The invention of shares though, was quickly followed by another development that would eventually give us the term ‘stock market’. When the Dutch East India Company failed to redeem its early shares for money on the date originally planned, shareholders who wanted their money back then and there had little option but to sell their certificates onto others. A lively trade in this developed in an area then known as the Amsterdam ‘Bourse’. Speculation in how successful the Dutch East India Company would be in the future meant that the price of the shares varied and as the Dutch fortunes improved there was greater optimism – and shareholders stood to make considerable sums by selling their shares on. Over time, the term ‘stocks’ came to refer to shareholdings that were bought and sold in this way. It didn’t describe a direct relationship to a company, more a collection of assets that could be bought and sold to make money.
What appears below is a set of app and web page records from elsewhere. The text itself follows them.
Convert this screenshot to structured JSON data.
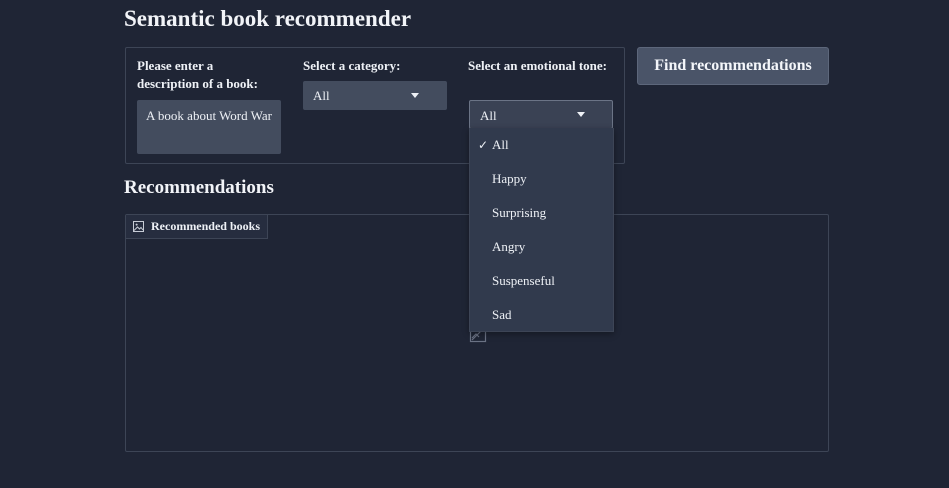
{
  "app": {
    "title": "Semantic book recommender"
  },
  "inputs": {
    "description_label": "Please enter a description of a book:",
    "description_value": "A book about Word War",
    "category_label": "Select a category:",
    "category_value": "All",
    "tone_label": "Select an emotional tone:",
    "tone_value": "All",
    "find_button_label": "Find recommendations"
  },
  "tone_menu": {
    "options": [
      "All",
      "Happy",
      "Surprising",
      "Angry",
      "Suspenseful",
      "Sad"
    ],
    "selected": "All",
    "check_glyph": "✓"
  },
  "results": {
    "heading": "Recommendations",
    "gallery_label": "Recommended books",
    "gallery_icon": "image-icon",
    "placeholder_icon": "empty-image-icon"
  },
  "colors": {
    "background": "#1f2535",
    "panel_border": "#3d4556",
    "input_bg": "#434c5e",
    "button_bg": "#4a5468",
    "menu_bg": "#313a4d",
    "text": "#eef1f6"
  }
}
Today, stocks refer to investments in publicly traded companies that can be bought and sold on a stock exchange. The stocks that you are trading are shares, but by using the term stocks you imply that you have less long-term interest in the company you are investing in. If somebody tells you that they own shares, you might legitimately ask which company those shares are in – and how that company is doing. If somebody tells you that they invest in stocks, you wouldn’t necessarily expect them to know the details of which companies and how they are run. Stocks today can be traded quickly and frequently, and they no longer involve the issuing of share certificates that could be hung on the wall to show which companies you own slices of.
This isn’t to say that there aren’t people today with a traditional shareholder relationship to the companies they own slices of. When Royal Mail was privatised, for example, its employees were given shares in the business – and this direct relationship has more in common with those traditional share certificates than it does with the buying and selling of stocks. However, many investors in today’s stock market are unlikely to know exactly which companies they own.